## Required work
Each line in the listing below that contains "icon" should be returned.

## Data provided
--*--

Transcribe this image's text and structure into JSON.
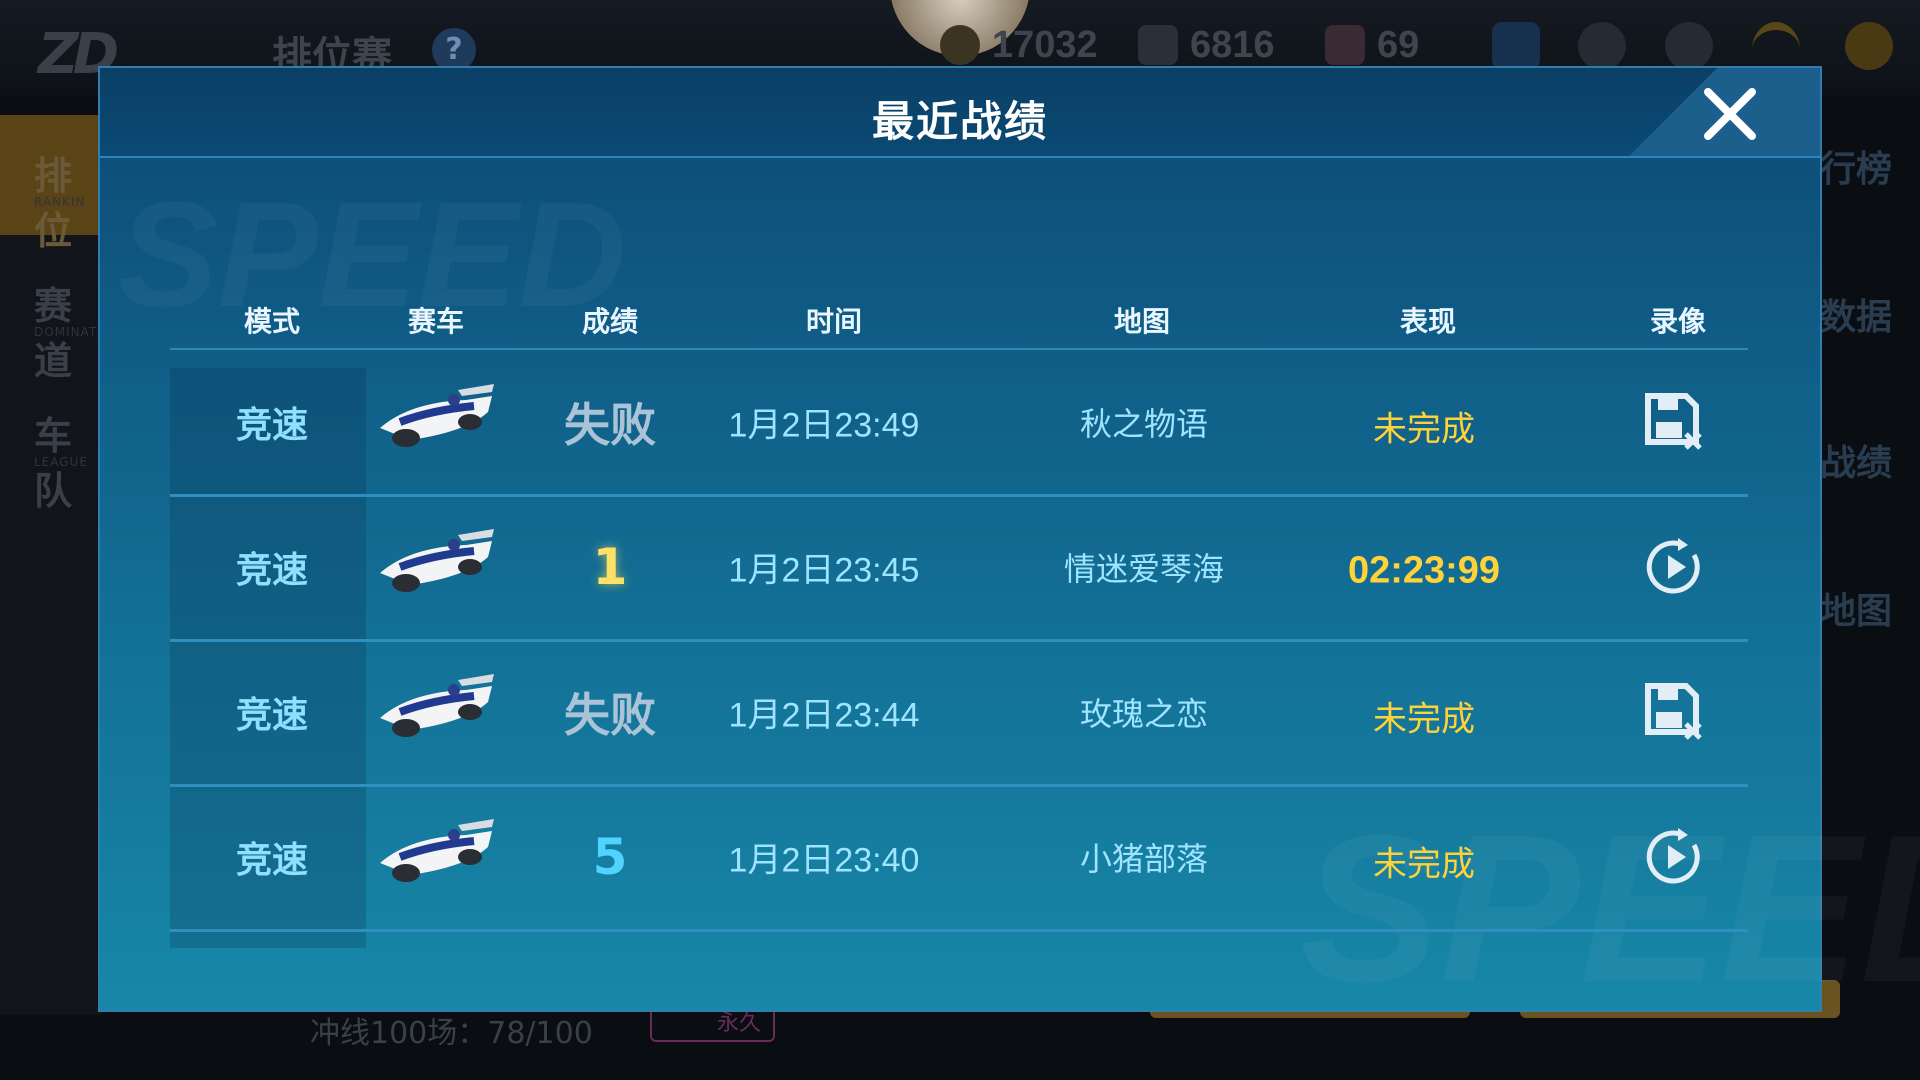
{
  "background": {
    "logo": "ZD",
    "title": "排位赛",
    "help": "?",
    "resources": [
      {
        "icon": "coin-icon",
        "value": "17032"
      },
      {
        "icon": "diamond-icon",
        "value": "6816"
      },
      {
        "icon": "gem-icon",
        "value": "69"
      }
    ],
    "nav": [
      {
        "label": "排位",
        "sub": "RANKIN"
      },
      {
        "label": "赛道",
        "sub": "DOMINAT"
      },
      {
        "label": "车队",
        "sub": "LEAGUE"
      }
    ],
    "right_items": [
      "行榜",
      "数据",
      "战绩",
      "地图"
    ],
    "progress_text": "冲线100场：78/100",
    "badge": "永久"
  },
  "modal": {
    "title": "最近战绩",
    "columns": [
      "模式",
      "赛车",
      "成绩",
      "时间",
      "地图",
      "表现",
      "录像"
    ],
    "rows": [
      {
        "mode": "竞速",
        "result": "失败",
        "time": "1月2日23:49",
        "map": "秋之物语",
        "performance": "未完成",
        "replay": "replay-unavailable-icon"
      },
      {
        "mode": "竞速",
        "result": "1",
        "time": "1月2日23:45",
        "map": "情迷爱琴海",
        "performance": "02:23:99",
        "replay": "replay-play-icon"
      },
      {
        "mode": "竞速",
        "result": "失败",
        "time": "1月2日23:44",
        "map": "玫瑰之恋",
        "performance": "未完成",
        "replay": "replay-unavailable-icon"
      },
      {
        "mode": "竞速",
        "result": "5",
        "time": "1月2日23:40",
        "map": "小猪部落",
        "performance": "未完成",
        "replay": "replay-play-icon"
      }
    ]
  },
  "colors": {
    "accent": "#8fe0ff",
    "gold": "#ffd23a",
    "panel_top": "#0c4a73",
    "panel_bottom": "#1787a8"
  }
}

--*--

## Response area
        "icon": "coin-icon",
        "icon": "diamond-icon",
        "icon": "gem-icon",
        "replay": "replay-unavailable-icon"
        "replay": "replay-play-icon"
        "replay": "replay-unavailable-icon"
        "replay": "replay-play-icon"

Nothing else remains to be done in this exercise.